The corm is a hard swollen structure not having the divisible property.

Dig up the corms and transplant them directly in the spring season.


Potting and Repotting of Elephant Ear plant

The elephant ear plants can also be grown in the container. But, the size of the container should be large.

A large container helps to accommodate the large leaves properly. Also, moisture can easily be maintained.

Potting soil should be rich in organic manure and other nutrients as they are heavy-feeder. More the organic matter more will be the water holding capacity of the soil.

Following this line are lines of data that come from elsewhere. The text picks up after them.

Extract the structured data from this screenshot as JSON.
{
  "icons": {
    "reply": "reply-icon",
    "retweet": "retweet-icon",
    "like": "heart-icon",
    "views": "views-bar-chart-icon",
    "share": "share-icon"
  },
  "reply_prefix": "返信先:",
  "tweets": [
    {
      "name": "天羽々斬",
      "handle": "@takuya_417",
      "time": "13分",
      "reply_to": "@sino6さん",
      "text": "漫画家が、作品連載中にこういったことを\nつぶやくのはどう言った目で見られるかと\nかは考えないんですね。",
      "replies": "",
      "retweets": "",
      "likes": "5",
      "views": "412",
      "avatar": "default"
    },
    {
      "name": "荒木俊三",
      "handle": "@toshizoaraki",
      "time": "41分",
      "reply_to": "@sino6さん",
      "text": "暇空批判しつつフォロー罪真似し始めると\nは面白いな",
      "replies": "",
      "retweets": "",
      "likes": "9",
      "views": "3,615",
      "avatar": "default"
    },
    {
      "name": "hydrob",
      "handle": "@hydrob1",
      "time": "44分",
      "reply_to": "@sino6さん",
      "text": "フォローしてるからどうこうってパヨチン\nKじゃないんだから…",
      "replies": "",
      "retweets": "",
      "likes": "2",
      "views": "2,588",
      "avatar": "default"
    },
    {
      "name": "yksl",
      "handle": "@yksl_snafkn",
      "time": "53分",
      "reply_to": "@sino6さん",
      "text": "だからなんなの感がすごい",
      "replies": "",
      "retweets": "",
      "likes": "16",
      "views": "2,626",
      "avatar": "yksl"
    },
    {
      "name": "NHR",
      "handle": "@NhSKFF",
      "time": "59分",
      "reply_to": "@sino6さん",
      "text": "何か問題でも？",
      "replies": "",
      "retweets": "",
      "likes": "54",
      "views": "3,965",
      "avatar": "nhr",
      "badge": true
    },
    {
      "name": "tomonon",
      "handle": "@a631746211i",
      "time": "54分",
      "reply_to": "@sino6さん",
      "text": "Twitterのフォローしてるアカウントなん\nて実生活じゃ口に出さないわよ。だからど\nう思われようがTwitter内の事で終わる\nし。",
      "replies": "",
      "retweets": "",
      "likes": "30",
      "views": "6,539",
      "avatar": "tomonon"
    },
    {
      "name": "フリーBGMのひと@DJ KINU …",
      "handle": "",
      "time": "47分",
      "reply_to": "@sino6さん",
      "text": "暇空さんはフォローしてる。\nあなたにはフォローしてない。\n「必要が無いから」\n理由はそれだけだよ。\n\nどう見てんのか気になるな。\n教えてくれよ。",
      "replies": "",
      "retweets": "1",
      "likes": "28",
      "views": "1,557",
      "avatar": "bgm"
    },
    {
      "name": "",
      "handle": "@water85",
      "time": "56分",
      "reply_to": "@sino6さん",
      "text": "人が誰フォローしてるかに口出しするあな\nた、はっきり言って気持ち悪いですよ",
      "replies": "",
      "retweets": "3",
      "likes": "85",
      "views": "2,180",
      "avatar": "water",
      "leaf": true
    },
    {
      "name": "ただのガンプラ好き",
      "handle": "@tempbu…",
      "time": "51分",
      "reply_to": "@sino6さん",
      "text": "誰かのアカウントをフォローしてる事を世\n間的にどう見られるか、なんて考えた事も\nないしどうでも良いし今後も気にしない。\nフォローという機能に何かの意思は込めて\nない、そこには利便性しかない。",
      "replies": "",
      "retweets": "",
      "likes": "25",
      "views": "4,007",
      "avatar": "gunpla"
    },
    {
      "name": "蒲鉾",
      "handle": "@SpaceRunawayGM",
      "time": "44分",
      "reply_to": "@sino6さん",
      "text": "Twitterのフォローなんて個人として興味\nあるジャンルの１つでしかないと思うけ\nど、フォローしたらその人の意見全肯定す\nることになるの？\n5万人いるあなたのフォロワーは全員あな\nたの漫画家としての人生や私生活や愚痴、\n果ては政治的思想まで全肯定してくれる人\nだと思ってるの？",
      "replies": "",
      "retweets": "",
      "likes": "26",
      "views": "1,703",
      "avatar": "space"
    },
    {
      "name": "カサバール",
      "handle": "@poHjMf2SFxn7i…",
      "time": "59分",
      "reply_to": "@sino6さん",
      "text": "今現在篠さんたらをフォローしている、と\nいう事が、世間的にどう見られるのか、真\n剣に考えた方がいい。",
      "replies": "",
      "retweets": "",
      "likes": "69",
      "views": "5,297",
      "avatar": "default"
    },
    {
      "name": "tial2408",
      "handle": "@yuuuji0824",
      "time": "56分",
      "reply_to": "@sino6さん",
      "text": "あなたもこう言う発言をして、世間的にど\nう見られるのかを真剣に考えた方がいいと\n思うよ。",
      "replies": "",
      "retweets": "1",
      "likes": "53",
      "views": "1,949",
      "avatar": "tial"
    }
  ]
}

Frequent watering should be done in potted plants as they require higher moisture than the plants grown in-ground. In the warmer season, apply water at least two times per day.



Colocasia esculenta, commonly known as Taro, is classified in many varieties. These genera are widely grown, but the other two genera have peculiar properties.

Here are few varieties commonly grown.

Black Magic:

As the name implies, it is the black variety. Also known as black elephant ear plants.


Yellow Splash:

This cultivar has variegated leaves. It has yellow and green striations, just like pothos plants. They are lovely and commonly used in gardens.



Coffee Cups:

The leaves are small folded upward, forming like a cup shape. They are a robust hybrid variety of the Elephant ear plant.


Blue Hawaii:

It has medium green leaves with purplish-black veins. The undersides of the leaves are maroon in color. They belong to Royal Hawaiian Series.



It is a variety of commonly grown genera C. esculenta. The leaves are dark green. They spread themselves by runner, the underground part.


Lime Zinger:

It belongs to the genera Xanthosoma, a green cultivar.


Common diseases and pests

1. Dasheen Mosaic Virus:

Viral disease transmitted by Apid. Symptoms are stunted growth, uneven light and dark striations on leaves or ring spots.

Control: destroy infected plants; spray Malathion, Nuvan to control Aphid.

2. Root Rots:

It is one of the major problems of the plant caused by many factors. Bacterial infestation, or over moist conditions, poor soil aeration are some reasons.

Control: maintain proper drainage condition, field inspection regularly,

3. Aphids:

They are sucking insects feed on leaves sap mainly underside part. Symptoms are yellowing of leaves, stunting, etc.

Control: increase the population of the natural enemy -ladybird beetle and wasp, spray insecticidal soap, yellow sticky trap, etc.

4. Mealybugs:

They are wingless insects and also suck sap from the leaves and stems. The symptoms are cottony white mass on the stem, weak plants, and ants population also increase due to secreted honeydew.

Control: remove infested plants, grow natural predators such as Lacewings, ladybirds, and wasps, and spray insecticidal solutions.

5. Root Maggots

They are root-feeding whitish insects. Infected roots have brown tunnels—result in poor growth, stunting, wilting, and death in extreme cases.

Control: release predator Rove beetle and nematodes in the garden, dust the plant with diatomaceous soil, solarize beds before plating, etc.


Uses of Elephant ear plant

The plant adds aesthetic beauty to a garden by large dramatic leaves. Besides aesthetic values, it has several benefits and uses. The plants are available in a variety of colors and sizes. They fit in any condition. Here are some uses of elephant ear plants.

– They can be planted on the edges of the garden or as background plants.

– Smaller cultivars can be planted as ground covers.

– In many gardens, they are planted as focal plants or accent plants.

– Well adapted as indoor planting.

– In many tropical regions, the Colocasia species are planted for food value. Both leaves and tubers are edible and highly nutritious.

– The leaves are rich in potassium, folic acid, vitamin A, and C yet having low caloric value.


Summing all up,

Elephant ear plants are very easy options that can be grown without much effort. Also, they can be planted as indoor as well as outdoor plants. You can easily make your garden vibrant by planting these.

I hope you like this article. Please don’t forget to add feedback and suggestions in the comment section below.

Enjoy Gardening!!

Also, read about the Agave plant.













Tirsana Khadka

Related Posts

Leave a Reply

Your email address will not be published. Required fields are marked *


    Main Office

    Branch Office